Chemical Dependency Specialist Program Overview
The Chemical Dependency Specialist Program is a non–sequential certificate program designed to prepare students for a career as a specialist in the field of chemical dependency. The program includes classroom instruction and field–based clinical experience. Students will acquire competencies in interviewing, group dynamics, case management, physiology of chemical dependency, pharmacology related to chemical dependency, the impact of chemical dependency on family members, and specific counseling interventions for working with chemical dependent clients.
Washington State law requires completion of specific credits in chemical dependency, plus an HIV/AIDS course (SHS 150) to practice as a chemical dependency counselor. Additional course work is designed to further enhance student skills and employability. Courses meet the State of Washington Department of Alcohol and Substance Abuse, and the Chemical Dependency Counselor Certification Board requirements for chemical dependency qualification.
Certificate, 45–70 Credits (Depending On Academic Background)
- Students may begin any quarter. Courses are offered day and evening. Completion of the certificate takes approximately four–five quarters.
- The Chemical Dependency Specialist program may be a good fit for you if you enjoy helping people, have good communication and problem–solving skills, and work well with diverse groups and individuals.
- Areas of study include group dynamics, case management, physiology, and pharmacology.
- Graduates are qualified to practice in licensed chemical dependency facilities in the State of Washington; outpatient, residential, institutional, detoxification and treatment facilities; and in a variety of public facilities.
Students successfully completing this program will be eligible to practice in direct service positions in licensed chemical dependency facilities in the State of Washington.
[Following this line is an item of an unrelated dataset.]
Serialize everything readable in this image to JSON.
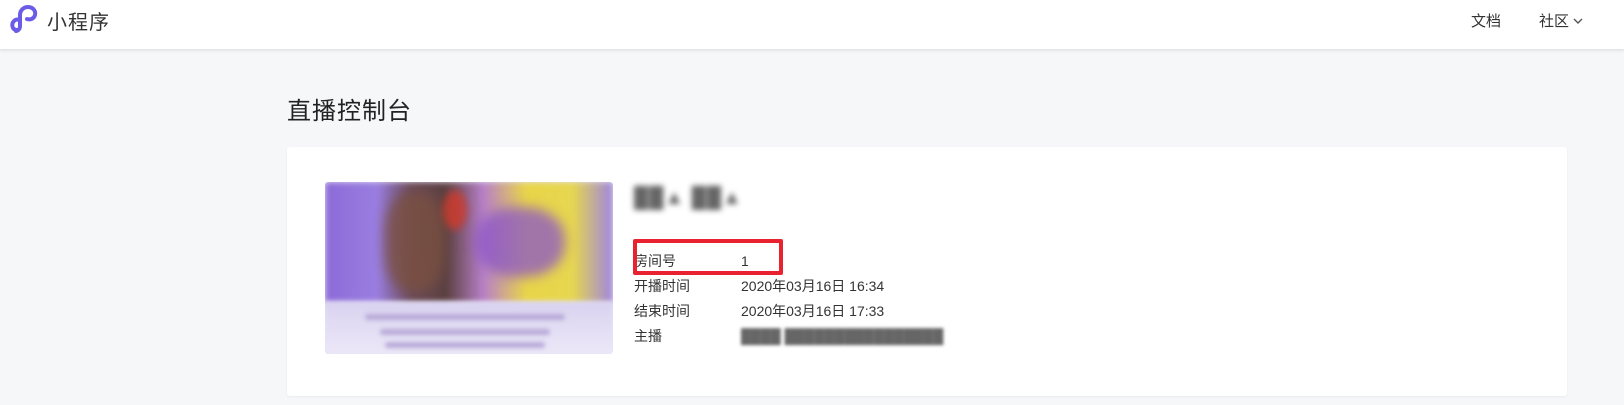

Opportunities exist in outpatient, intensive outpatient, residential, institutional, detoxification and treatment facilities.
Professional careers in chemical dependency also include< opportunities in community education, public schools, corrections, and other public facilities.